MPs from both sides of the House have accepted petitions calling for a ban on semi-automatic weapons and tougher rules on firearms advertising.
Labour MP Grant Robertson, National MP Chris Bishop and Green Party co-leader James Shaw accepted the petitions on Thursday on the steps of Parliament in Wellington.
The first combined petition was brought by Wellington man Nik Green and industrial designer Brad Knewstubb, who grew up in Christchurch. The petition on regulating firearms advertising was brought by Wellington woman Hannah Clarke.
"I understand that there's certain applications where semi-automatic weapons would be required - pest control, [Department of Conservation] would need them - but I don't see any reason for the general public [to have them]," Knewstubb told Newshub.
"It would be amazing to have a tragedy of this magnitude and then respond to it so quickly that we could change the law, or have an idea of how the law is going to change, within a week."
Knewstubb's petition has so far gathered more than 32,000 signatures. Meanwhile Green's petition calling on Parliament to "immediately take steps to legislate against the sale and possession of all semi-automatic weapons for private use" has been signed more than 38,000 times.
Prime Minister Jacinda Ardern said on Saturday morning there would be changes to New Zealand's gun laws after the Christchurch terrorist attack, when 50 people were killed by a gunman wielding legally obtained semi-automatic weapons.
Bishop said it was important to represent the National Party and accept the petitions, and it was the "right thing" for Ardern to say gun laws would change in New Zealand in light of the attacks.
"We will work with the Government in a bipartisan way to make sure that happens," he said on Thursday.
Shaw said was "incredibly important at a time like this to hear New Zealanders as we deal with this terrorism. There is no reason to have these sorts of weapons in New Zealand."
He said the Green Party has been calling "for many years" to reform New Zealand's gun laws, and he's pleased to finally see action being taken.

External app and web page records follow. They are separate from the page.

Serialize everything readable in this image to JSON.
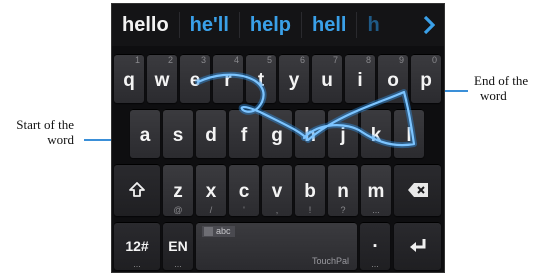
{
  "suggestions": {
    "primary": "hello",
    "alternatives": [
      "he'll",
      "help",
      "hell",
      "h"
    ]
  },
  "rows": {
    "row1": [
      {
        "label": "q",
        "hint": "1"
      },
      {
        "label": "w",
        "hint": "2"
      },
      {
        "label": "e",
        "hint": "3"
      },
      {
        "label": "r",
        "hint": "4"
      },
      {
        "label": "t",
        "hint": "5"
      },
      {
        "label": "y",
        "hint": "6"
      },
      {
        "label": "u",
        "hint": "7"
      },
      {
        "label": "i",
        "hint": "8"
      },
      {
        "label": "o",
        "hint": "9"
      },
      {
        "label": "p",
        "hint": "0"
      }
    ],
    "row2": [
      "a",
      "s",
      "d",
      "f",
      "g",
      "h",
      "j",
      "k",
      "l"
    ],
    "row3": [
      {
        "label": "z",
        "sub": "@"
      },
      {
        "label": "x",
        "sub": "/"
      },
      {
        "label": "c",
        "sub": "'"
      },
      {
        "label": "v",
        "sub": ","
      },
      {
        "label": "b",
        "sub": "!"
      },
      {
        "label": "n",
        "sub": "?"
      },
      {
        "label": "m",
        "sub": "..."
      }
    ],
    "row4": {
      "numbers_label": "12#",
      "numbers_sub": "...",
      "lang_label": "EN",
      "lang_sub": "...",
      "space_badge": "abc",
      "space_brand": "TouchPal",
      "period_label": ".",
      "period_sub": "..."
    }
  },
  "callouts": {
    "start_line1": "Start of the",
    "start_line2": "word",
    "end_line1": "End of the",
    "end_line2": "word"
  },
  "colors": {
    "trace": "#2f8fe0",
    "suggestion_alt": "#3aa0e8",
    "callout_line": "#3a8fd8"
  }
}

Robertson said it's the Government's responsibility to keep New Zealanders by prioritising gun control in the wake of the attacks.
On Tuesday he said the Government is considering a buyback scheme. The Government could then examine whether it wants to take the gun buyback to beyond semi-automatics.

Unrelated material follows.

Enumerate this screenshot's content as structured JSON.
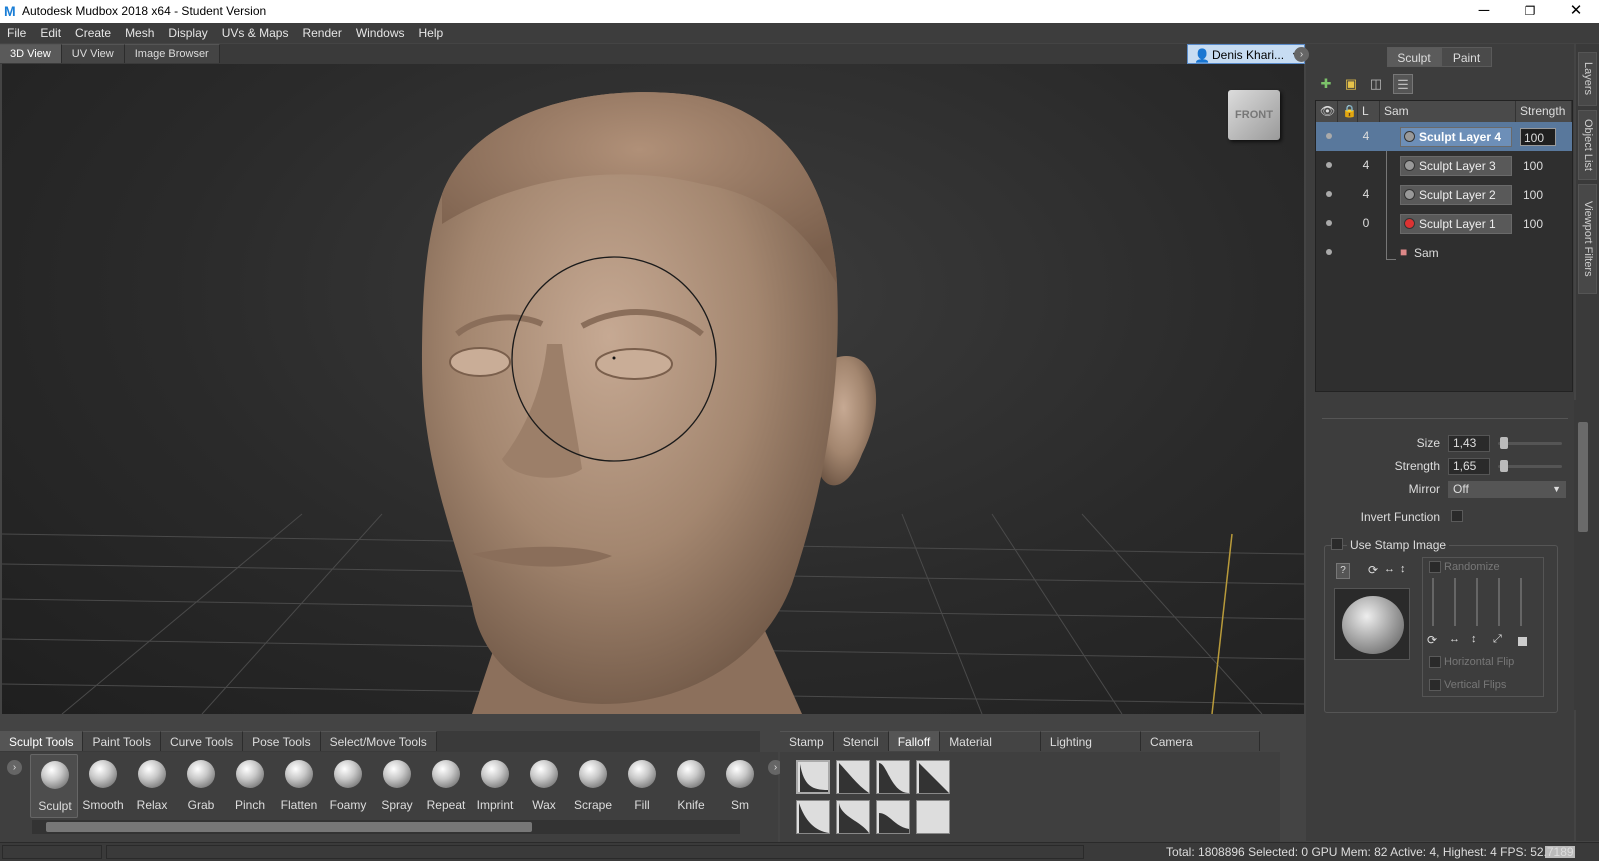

Asked if the Government's reforms should extend to rifles that don't require a license, such as slug guns, if they can be modified to be as strong as rifles that you do require a licence for, Knewstubb said any semi-automatic "should be illegal".

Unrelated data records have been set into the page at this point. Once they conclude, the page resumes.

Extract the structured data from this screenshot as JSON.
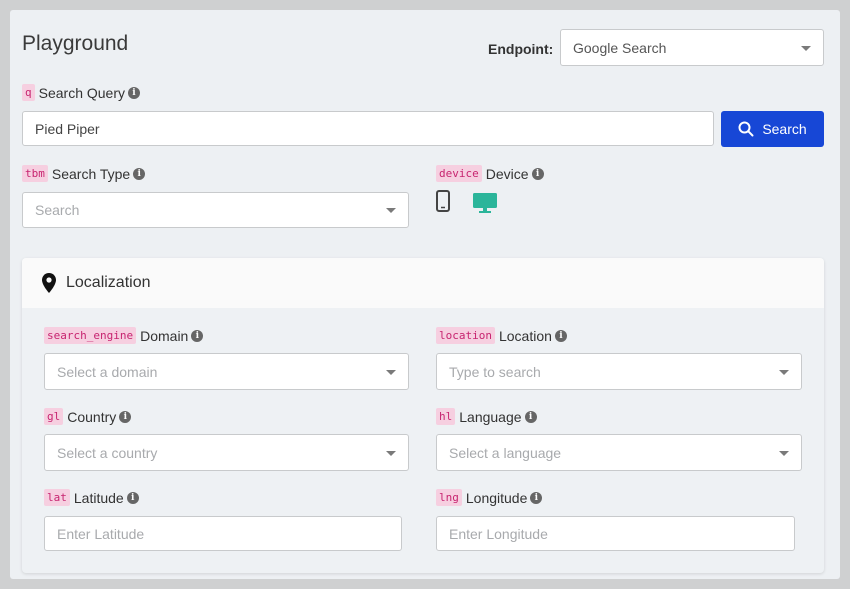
{
  "title": "Playground",
  "endpoint": {
    "label": "Endpoint:",
    "value": "Google Search"
  },
  "query": {
    "param": "q",
    "label": "Search Query",
    "value": "Pied Piper"
  },
  "search_button": {
    "label": "Search",
    "icon": "search-icon"
  },
  "search_type": {
    "param": "tbm",
    "label": "Search Type",
    "placeholder": "Search"
  },
  "device": {
    "param": "device",
    "label": "Device",
    "options": [
      "mobile-icon",
      "desktop-icon"
    ],
    "selected": "desktop",
    "selected_color": "#2bb59a"
  },
  "localization": {
    "title": "Localization",
    "domain": {
      "param": "search_engine",
      "label": "Domain",
      "placeholder": "Select a domain"
    },
    "location": {
      "param": "location",
      "label": "Location",
      "placeholder": "Type to search"
    },
    "country": {
      "param": "gl",
      "label": "Country",
      "placeholder": "Select a country"
    },
    "language": {
      "param": "hl",
      "label": "Language",
      "placeholder": "Select a language"
    },
    "latitude": {
      "param": "lat",
      "label": "Latitude",
      "placeholder": "Enter Latitude"
    },
    "longitude": {
      "param": "lng",
      "label": "Longitude",
      "placeholder": "Enter Longitude"
    }
  },
  "colors": {
    "accent": "#1747d6",
    "code_bg": "#f6cfe0",
    "code_fg": "#c72470"
  }
}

"The guy who charged the terrorist and got shot and killed, he would have saved dozens of lives if that [shooter] didn't have a semi-automatic weapon because he would have taken one shot and would have had to reload.
"It was the weapon that led to the magnitude of this tragedy."